As shareholders and proxy advisors increase their focus on pay for performance, the questions of whether and how to exercise discretion in compensation programs have become more important and much more difficult to answer. For energy companies in particular the ground continues to shift. Companies have been moving a lot over the last few years from fully discretionary to formulaic programs back to somewhere in the middle.

Once a Committee has gone through the difficult processes of assessing performance metrics for alignment with strategy and shareholder experience and testing performance levels for appropriate stretch, the temptation is to step back and let the plan automatically drive the payouts. Unfortunately, this is no longer the right answer and Committees need to be actively engaged in assessing final payouts.

While proxy advisors prefer that discretion only be exercised to decrease incentive payouts, sophisticated shareholders expect the Committee to exercise business judgment to ensure that payouts are appropriate given the performance of the business, an exercise that can make both the Committee and management nervous. Every company should develop a process that fits their business needs and culture. The following guidelines can be tailored to work for your organization and may help alleviate anxiety and provide a good basis for proxy disclosure:
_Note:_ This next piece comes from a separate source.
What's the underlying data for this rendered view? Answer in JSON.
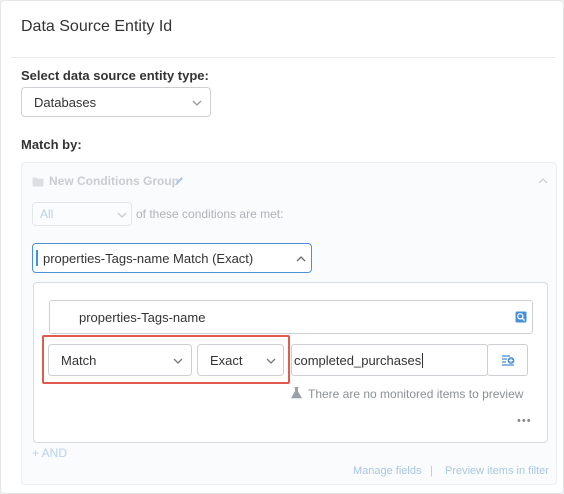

  • Start the process with clear metrics and defined payout curves as the foundation for the incentive program
  • Distinguish between the exercise of discretion and adjustments to GAAP measures—where possible, adjustments from GAAP measures should be specified in advance, at least on a principled basis, rather than considered once the year’s results are finalized
  • Establish a framework for the exercise of discretion
    • Consider a maximum adjustment upwards and downwards from the plan results, e.g. the Committee has discretion to increase or decrease payouts by a maximum of 20%
    • Specify, in advance, the factors the Committee will take into account in exercising its discretion, such as total shareholder return, achievement of strategic milestones, performance relative to commodity price, environmental and safety performance
  • Review progress against performance targets and discuss issues, conditions and performance that may result in an exercise of discretion at Committee meetings throughout the year, so there are no surprises for management or Committee members.
  • Apply discretion on a principled basis and consistently year over year
  • Avoid using discretion to provide payouts in a year when performance is poor—where retention is a concern, use an express retention vehicle.
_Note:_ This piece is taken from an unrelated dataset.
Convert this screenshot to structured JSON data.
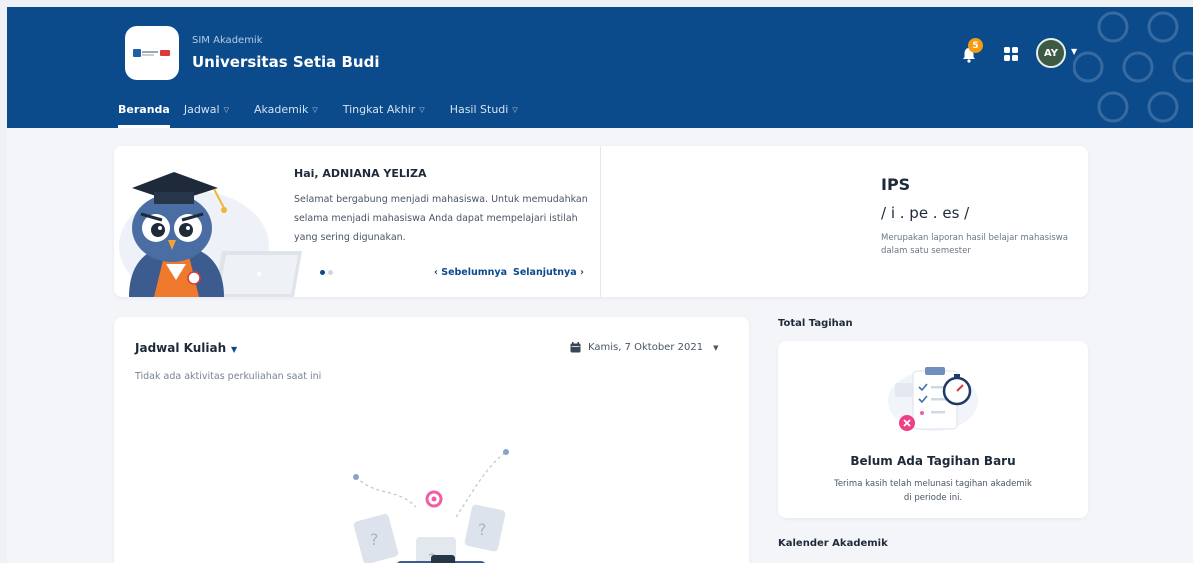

An appropriate exercise of discretion should be easy to explain to shareholders and management and should achieve a balance between management’s efforts and accomplishments and shareholder experience.